After an incredible 12 years that produced 33 monographs, 32 policy briefs and 16 books, the Brookings partnership with the Saban Family Foundation is entering a new phase. We will now operate as the Center for Middle East Policy at Brookings. The Saban Family Foundation and Brookings will continue our work together on the annual Saban Forum, in the spirit of our shared commitment to research and activities on Israel’s future and the future of the U.S.-Israeli relationship. We are deeply grateful to Cheryl and Haim Saban for their longstanding and generous support to Brookings.
As part of this new phase, the center’s blog will also undergo some changes. For now, we will operate under the banner Iran@Brookings, consistent with our founding objective fifteen months ago to share commentary and analysis on Iran by scholars across the Brookings Institution. But the inescapable connections between regional issues and actors have already led us to feature commentary on the blog about Israel, the Gulf Arab states, and other arenas. We will be building on this experience as we update and expand the blog’s content and focus in the coming months. As always, we will offer insights from a wide range of Brookings scholars, grounded in intellectual objectivity, rigorous policy-relevant analysis, and civil debate. And as ever, we look forward to your feedback via email, Twitter, and other media.
For more information on the Center for Middle East Policy’s research, signature activities, and experts, click

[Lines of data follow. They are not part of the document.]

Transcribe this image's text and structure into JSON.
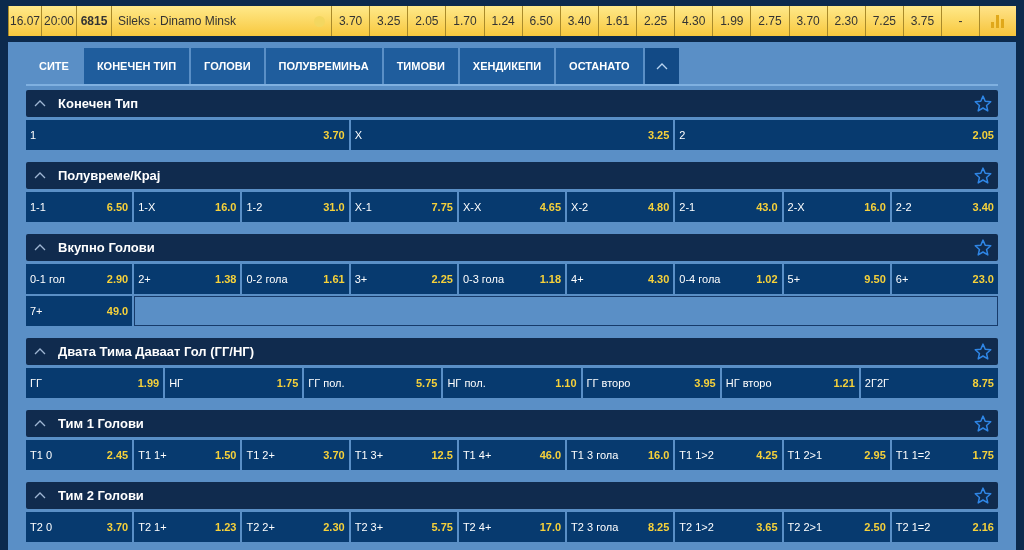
{
  "match": {
    "date": "16.07",
    "time": "20:00",
    "code": "6815",
    "teams": "Sileks : Dinamo Minsk",
    "odds": [
      "3.70",
      "3.25",
      "2.05",
      "1.70",
      "1.24",
      "6.50",
      "3.40",
      "1.61",
      "2.25",
      "4.30",
      "1.99",
      "2.75",
      "3.70",
      "2.30",
      "7.25",
      "3.75",
      "-"
    ]
  },
  "tabs": [
    {
      "label": "СИТЕ",
      "selected": true
    },
    {
      "label": "КОНЕЧЕН ТИП",
      "selected": false
    },
    {
      "label": "ГОЛОВИ",
      "selected": false
    },
    {
      "label": "ПОЛУВРЕМИЊА",
      "selected": false
    },
    {
      "label": "ТИМОВИ",
      "selected": false
    },
    {
      "label": "ХЕНДИКЕПИ",
      "selected": false
    },
    {
      "label": "ОСТАНАТО",
      "selected": false
    }
  ],
  "markets": [
    {
      "title": "Конечен Тип",
      "outcomes": [
        {
          "label": "1",
          "odd": "3.70"
        },
        {
          "label": "X",
          "odd": "3.25"
        },
        {
          "label": "2",
          "odd": "2.05"
        }
      ]
    },
    {
      "title": "Полувреме/Крај",
      "outcomes": [
        {
          "label": "1-1",
          "odd": "6.50"
        },
        {
          "label": "1-X",
          "odd": "16.0"
        },
        {
          "label": "1-2",
          "odd": "31.0"
        },
        {
          "label": "X-1",
          "odd": "7.75"
        },
        {
          "label": "X-X",
          "odd": "4.65"
        },
        {
          "label": "X-2",
          "odd": "4.80"
        },
        {
          "label": "2-1",
          "odd": "43.0"
        },
        {
          "label": "2-X",
          "odd": "16.0"
        },
        {
          "label": "2-2",
          "odd": "3.40"
        }
      ]
    },
    {
      "title": "Вкупно Голови",
      "outcomes": [
        {
          "label": "0-1 гол",
          "odd": "2.90"
        },
        {
          "label": "2+",
          "odd": "1.38"
        },
        {
          "label": "0-2 гола",
          "odd": "1.61"
        },
        {
          "label": "3+",
          "odd": "2.25"
        },
        {
          "label": "0-3 гола",
          "odd": "1.18"
        },
        {
          "label": "4+",
          "odd": "4.30"
        },
        {
          "label": "0-4 гола",
          "odd": "1.02"
        },
        {
          "label": "5+",
          "odd": "9.50"
        },
        {
          "label": "6+",
          "odd": "23.0"
        },
        {
          "label": "7+",
          "odd": "49.0"
        }
      ]
    },
    {
      "title": "Двата Тима Даваат Гол (ГГ/НГ)",
      "outcomes": [
        {
          "label": "ГГ",
          "odd": "1.99"
        },
        {
          "label": "НГ",
          "odd": "1.75"
        },
        {
          "label": "ГГ пол.",
          "odd": "5.75"
        },
        {
          "label": "НГ пол.",
          "odd": "1.10"
        },
        {
          "label": "ГГ второ",
          "odd": "3.95"
        },
        {
          "label": "НГ второ",
          "odd": "1.21"
        },
        {
          "label": "2Г2Г",
          "odd": "8.75"
        }
      ]
    },
    {
      "title": "Тим 1 Голови",
      "outcomes": [
        {
          "label": "Т1 0",
          "odd": "2.45"
        },
        {
          "label": "Т1 1+",
          "odd": "1.50"
        },
        {
          "label": "Т1 2+",
          "odd": "3.70"
        },
        {
          "label": "Т1 3+",
          "odd": "12.5"
        },
        {
          "label": "Т1 4+",
          "odd": "46.0"
        },
        {
          "label": "Т1 3 гола",
          "odd": "16.0"
        },
        {
          "label": "Т1 1>2",
          "odd": "4.25"
        },
        {
          "label": "Т1 2>1",
          "odd": "2.95"
        },
        {
          "label": "Т1 1=2",
          "odd": "1.75"
        }
      ]
    },
    {
      "title": "Тим 2 Голови",
      "outcomes": [
        {
          "label": "Т2 0",
          "odd": "3.70"
        },
        {
          "label": "Т2 1+",
          "odd": "1.23"
        },
        {
          "label": "Т2 2+",
          "odd": "2.30"
        },
        {
          "label": "Т2 3+",
          "odd": "5.75"
        },
        {
          "label": "Т2 4+",
          "odd": "17.0"
        },
        {
          "label": "Т2 3 гола",
          "odd": "8.25"
        },
        {
          "label": "Т2 1>2",
          "odd": "3.65"
        },
        {
          "label": "Т2 2>1",
          "odd": "2.50"
        },
        {
          "label": "Т2 1=2",
          "odd": "2.16"
        }
      ]
    }
  ]
}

[On the possibility of ongoing secret negotiations between the U.S. and North Korea] I am always wondering if my chain is being yanked. It could also mean Kim is trying to undermine Moon, who positions himself as a broker between the U.S. and North Korea. These two potential explanations are not mutually exclusive.